San Diego (CA) – System builders are increasingly betting on a PC price tag below $500 to be successful in the second most important PC selling season of the year: Current Analysis found that the sub-$500 space captured a 54% share in US back-to-school retail sales. No worries, if you’ve missed it: The day of the value PC has arrived and it is here to stay, says the research firm.
Not too long ago, we ran an article about a mail-in-rebate-packed $100 PC offered by Office Depot and even if you couldn’t pick one up for yourself or your children, there were plenty of other PCs in your weekend newspaper than were priced at $300 or less.

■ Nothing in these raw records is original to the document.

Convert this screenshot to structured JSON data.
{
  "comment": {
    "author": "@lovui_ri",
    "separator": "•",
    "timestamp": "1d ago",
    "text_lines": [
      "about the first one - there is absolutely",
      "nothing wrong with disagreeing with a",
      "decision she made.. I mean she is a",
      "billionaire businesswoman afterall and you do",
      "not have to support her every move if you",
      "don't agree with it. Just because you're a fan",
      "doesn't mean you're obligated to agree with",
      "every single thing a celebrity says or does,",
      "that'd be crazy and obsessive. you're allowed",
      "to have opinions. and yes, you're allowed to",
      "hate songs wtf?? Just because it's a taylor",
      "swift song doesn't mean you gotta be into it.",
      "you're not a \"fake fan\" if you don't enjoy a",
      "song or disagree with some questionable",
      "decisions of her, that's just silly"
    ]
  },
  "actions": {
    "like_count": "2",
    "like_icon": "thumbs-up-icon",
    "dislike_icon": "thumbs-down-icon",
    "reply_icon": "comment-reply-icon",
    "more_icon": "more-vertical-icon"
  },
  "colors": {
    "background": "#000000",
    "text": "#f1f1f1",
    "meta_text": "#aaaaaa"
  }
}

And the impression of falling PC prices isn’t deceiving: Current Analysis, which tracks U.S. PC retail sales, says that computer systems once again saw substantial price drops during this back-to-school (BTS) season.
Last year, 32% of all PCs sold during the BTS period were priced below $500; this year the segment held a 54% in July of this year, according to the market research firm. Average pricing of the BTS PC was $550 this year, down almost 15% from $644 last year. However, system builders and the retail channel did not eat the entire price reduction, as the hard drive size appears to have decreased in some computers over last year. The top selling system this year was an Athlon 64-based computer with 1 GB of memory and a 200 GB hard drive – for $560. This compares to the same system configuration last year – with the exception of a 250 GB hard drive – that sold for $732.
The #2 system on the list – an Intel Celeron with 512 MB memory, a CD burner and a 100 GB hard drive in 2005 was replaced this year by an AMD Sempron system with a 120 GB hard drive. Pricing decreased from $447 for the Intel computer to $381 for the AMD system.
Current Analysis also noted that the general popularity of notebooks was seen in BTS sales as well. The segments share rose from just above 50% last year to 63% in July 2006. However, manufacturers “bought” the market share by decreasing the average selling price of notebooks from $1112 in 2005 to $862 this year.
The market research firm believes that the trend of lower prices will remain for the foreseeable time: Processor price wars, climbing processor inventories, a delayed Vista launch and “and a threat of slowing demand” all contribute to a scenario in which “it is unlikely that the downward trickle of technology and/or price erosion will reverse itself,” the firm said.